On April 5, 2019, the Delaware Supreme Court reversed in part and affirmed in part a decision of the Delaware Court of Chancery that had dismissed a stockholder challenge to an all-stock business combination between Earthstone Energy, Inc. (“Earthstone”) and Bold Energy III LLC (“Bold”). Olenik v. Lodzinski et al.
, No. 392, 2018 (Del. April 5, 2019). Plaintiffs claimed that Earthstone’s directors, officers, and Earthstone’s alleged controlling stockholder, Oak Valley Resources, LLC (“Oak Valley”), breached their fiduciary duties by entering into an unfair transaction that benefited Oak Valley and EnCap Investments, L.P. (“EnCap”), a private equity firm with majority stakes in both Bold and Oak Valley, at the expense of Earthstone and its minority stockholders. As discussed in our prior post

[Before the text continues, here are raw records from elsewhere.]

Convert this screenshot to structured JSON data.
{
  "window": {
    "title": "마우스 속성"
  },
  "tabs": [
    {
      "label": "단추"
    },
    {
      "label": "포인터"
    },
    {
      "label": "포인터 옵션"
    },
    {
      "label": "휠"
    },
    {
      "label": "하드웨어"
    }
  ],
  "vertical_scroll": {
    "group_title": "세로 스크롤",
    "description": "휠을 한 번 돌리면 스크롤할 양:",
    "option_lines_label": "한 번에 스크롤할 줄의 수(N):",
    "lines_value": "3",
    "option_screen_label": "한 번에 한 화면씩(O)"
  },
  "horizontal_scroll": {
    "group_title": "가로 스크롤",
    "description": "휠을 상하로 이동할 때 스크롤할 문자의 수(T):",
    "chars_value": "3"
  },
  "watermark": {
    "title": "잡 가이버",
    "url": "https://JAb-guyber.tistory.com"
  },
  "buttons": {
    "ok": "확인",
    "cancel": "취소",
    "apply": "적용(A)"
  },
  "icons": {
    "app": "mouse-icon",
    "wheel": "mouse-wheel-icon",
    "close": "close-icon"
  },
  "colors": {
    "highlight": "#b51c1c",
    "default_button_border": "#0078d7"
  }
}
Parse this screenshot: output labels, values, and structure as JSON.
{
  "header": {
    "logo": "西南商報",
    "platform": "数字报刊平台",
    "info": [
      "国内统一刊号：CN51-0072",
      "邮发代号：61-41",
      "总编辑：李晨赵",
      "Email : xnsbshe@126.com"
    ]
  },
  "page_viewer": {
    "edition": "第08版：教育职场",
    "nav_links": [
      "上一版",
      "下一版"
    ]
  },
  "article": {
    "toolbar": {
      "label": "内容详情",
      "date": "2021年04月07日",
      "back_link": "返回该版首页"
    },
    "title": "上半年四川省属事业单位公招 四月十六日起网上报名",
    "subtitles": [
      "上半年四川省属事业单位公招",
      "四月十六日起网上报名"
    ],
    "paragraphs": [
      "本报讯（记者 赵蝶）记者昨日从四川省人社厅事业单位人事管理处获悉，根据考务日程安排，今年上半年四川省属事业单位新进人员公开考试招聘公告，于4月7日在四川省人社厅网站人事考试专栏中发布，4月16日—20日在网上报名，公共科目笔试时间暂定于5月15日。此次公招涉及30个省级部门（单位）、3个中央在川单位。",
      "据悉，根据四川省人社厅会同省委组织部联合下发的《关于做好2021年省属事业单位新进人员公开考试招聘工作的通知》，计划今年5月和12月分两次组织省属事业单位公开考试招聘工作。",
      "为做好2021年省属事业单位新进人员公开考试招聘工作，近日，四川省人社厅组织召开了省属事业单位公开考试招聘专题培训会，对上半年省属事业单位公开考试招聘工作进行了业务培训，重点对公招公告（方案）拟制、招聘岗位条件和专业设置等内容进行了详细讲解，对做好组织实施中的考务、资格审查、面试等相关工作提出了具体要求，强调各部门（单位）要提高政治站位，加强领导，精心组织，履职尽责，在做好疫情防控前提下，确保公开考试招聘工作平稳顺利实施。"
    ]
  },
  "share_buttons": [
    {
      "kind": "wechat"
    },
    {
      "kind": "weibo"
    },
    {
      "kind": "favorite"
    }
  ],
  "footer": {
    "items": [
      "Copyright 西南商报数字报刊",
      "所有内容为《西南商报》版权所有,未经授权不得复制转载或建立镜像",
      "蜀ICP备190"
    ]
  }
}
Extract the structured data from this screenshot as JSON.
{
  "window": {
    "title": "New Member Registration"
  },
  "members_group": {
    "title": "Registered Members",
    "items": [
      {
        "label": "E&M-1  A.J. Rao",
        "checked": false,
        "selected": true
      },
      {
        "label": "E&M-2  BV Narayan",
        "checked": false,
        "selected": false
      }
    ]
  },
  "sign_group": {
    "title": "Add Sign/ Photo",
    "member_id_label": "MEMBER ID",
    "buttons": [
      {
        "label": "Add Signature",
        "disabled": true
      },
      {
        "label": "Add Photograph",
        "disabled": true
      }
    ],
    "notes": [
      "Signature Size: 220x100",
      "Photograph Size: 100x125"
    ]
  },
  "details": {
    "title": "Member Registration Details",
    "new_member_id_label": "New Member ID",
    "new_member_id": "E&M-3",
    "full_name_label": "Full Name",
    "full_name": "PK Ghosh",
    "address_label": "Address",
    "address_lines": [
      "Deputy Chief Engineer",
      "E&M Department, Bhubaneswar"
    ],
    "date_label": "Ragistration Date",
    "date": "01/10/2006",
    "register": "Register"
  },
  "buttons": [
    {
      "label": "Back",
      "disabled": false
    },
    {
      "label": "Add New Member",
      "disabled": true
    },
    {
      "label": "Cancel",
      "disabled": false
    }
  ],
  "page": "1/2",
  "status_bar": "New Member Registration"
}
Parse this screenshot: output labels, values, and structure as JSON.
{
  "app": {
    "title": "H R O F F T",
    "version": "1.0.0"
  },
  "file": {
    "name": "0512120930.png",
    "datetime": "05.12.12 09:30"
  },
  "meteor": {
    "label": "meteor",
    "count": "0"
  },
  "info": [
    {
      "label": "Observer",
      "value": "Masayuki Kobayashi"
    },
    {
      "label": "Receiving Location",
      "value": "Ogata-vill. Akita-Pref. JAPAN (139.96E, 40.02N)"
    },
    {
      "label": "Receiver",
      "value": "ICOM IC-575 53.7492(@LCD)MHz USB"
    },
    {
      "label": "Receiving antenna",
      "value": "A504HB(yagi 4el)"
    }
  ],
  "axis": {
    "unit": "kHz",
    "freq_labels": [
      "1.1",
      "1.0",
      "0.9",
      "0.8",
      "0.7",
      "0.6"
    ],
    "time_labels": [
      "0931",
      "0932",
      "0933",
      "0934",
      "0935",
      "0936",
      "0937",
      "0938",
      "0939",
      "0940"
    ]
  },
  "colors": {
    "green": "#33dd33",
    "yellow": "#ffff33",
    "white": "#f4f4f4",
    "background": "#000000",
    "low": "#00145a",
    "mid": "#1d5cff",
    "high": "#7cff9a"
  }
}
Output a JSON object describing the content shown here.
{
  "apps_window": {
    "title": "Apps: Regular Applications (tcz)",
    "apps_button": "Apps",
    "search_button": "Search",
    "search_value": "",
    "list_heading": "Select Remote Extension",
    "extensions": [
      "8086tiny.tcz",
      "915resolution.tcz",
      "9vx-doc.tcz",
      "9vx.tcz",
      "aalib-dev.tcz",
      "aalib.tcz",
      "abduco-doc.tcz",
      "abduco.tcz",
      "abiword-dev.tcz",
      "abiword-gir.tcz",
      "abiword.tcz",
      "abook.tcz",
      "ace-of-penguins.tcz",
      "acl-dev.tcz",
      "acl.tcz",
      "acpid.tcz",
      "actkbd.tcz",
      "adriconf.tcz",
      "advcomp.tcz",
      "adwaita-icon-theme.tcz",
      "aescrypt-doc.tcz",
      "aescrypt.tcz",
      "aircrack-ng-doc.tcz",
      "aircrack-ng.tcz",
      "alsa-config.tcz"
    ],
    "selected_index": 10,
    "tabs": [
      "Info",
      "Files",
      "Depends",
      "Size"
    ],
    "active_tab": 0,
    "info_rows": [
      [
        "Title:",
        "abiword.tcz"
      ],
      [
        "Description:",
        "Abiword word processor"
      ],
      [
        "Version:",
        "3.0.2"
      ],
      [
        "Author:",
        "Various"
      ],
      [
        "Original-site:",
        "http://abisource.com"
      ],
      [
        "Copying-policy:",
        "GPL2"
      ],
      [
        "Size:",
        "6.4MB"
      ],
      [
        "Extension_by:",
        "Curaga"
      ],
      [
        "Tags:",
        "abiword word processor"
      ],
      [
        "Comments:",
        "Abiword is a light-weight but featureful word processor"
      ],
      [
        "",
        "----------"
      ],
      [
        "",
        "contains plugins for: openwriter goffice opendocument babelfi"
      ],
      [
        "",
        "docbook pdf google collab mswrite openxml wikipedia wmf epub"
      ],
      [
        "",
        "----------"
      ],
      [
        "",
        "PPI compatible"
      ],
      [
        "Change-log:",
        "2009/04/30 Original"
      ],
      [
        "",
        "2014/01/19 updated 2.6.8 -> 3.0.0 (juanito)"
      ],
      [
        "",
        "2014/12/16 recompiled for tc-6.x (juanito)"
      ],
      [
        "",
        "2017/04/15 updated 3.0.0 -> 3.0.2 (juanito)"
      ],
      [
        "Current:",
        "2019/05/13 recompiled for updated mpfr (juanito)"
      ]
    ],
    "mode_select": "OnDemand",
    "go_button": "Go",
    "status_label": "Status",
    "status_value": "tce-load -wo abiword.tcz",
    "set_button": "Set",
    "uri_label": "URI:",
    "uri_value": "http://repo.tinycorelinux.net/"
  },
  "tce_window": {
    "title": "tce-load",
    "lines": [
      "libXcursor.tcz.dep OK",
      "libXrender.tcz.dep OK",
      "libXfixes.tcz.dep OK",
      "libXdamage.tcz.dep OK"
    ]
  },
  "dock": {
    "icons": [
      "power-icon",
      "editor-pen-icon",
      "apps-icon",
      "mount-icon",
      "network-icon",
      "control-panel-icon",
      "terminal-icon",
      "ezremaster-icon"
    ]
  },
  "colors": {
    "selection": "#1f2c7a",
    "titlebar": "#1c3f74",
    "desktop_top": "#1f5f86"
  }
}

on the case, the Court of Chancery dismissed the case after concluding that the transaction was properly structured under Kahn v. M&F Worldwide
, 88 A.2d 635 (Del. 2014) (“MFW
”), and the business judgment rule applied. On appeal, the Delaware Supreme Court reversed, finding that Earthstone initiated economic negotiations before the requisite MFW
protections were put in place. Accordingly, the Court reinstated the breach of fiduciary claim as to the terms of the transaction; the Court sustained dismissal of the disclosure-based claim.
The Court of Chancery had determined that, although Earthstone’s initial discussions with EnCap and Bold allegedly had been ongoing for months before EnCap’s special committee made a formal offer, those negotiations “never rose to the level of bargaining” and “were entirely exploratory in nature.” The trial court dismissed the complaint because it found that the opening offer contained the required MFW
deal protections (i.e., approval by a special committee and a majority of the minority stockholders). The Delaware Supreme Court disagreed, concluding that the negotiations between Earthstone and Bold before the formal offer went beyond preliminary discussions and served as the framework for economic negotiations because, among other things, Earthstone presented two proposed valuations of Bold to EnCap, in which Earthstone management valued Bold at $305 million in the first and $335 million in the second. The Court found that “[b]ased on these facts, it is reasonable to infer that these valuations set the field of play for the economic negotiations to come by fixing the range in which offers and counteroffers might be made.”
The Delaware Supreme Court explained that the Court of Chancery’s dismissal was inconsistent with the Supreme Court’s subsequent decision in Flood v. Synutra
, 195 A.3d 754 (Del. 2018) (see our post
clarified that the MFW
conditions must be in place “at the beginning stage of the process . . . before any negotiations commence between the Special Committee and the controller over the economic terms of the offer.” The present decision confirms that where “the plaintiff has pled facts that support a reasonable inference that the two procedural protections were not put in place early and before substantive economic negotiation took place, the plaintiff has met his pleading-stage burden” and the complaint should not be dismissed on MFW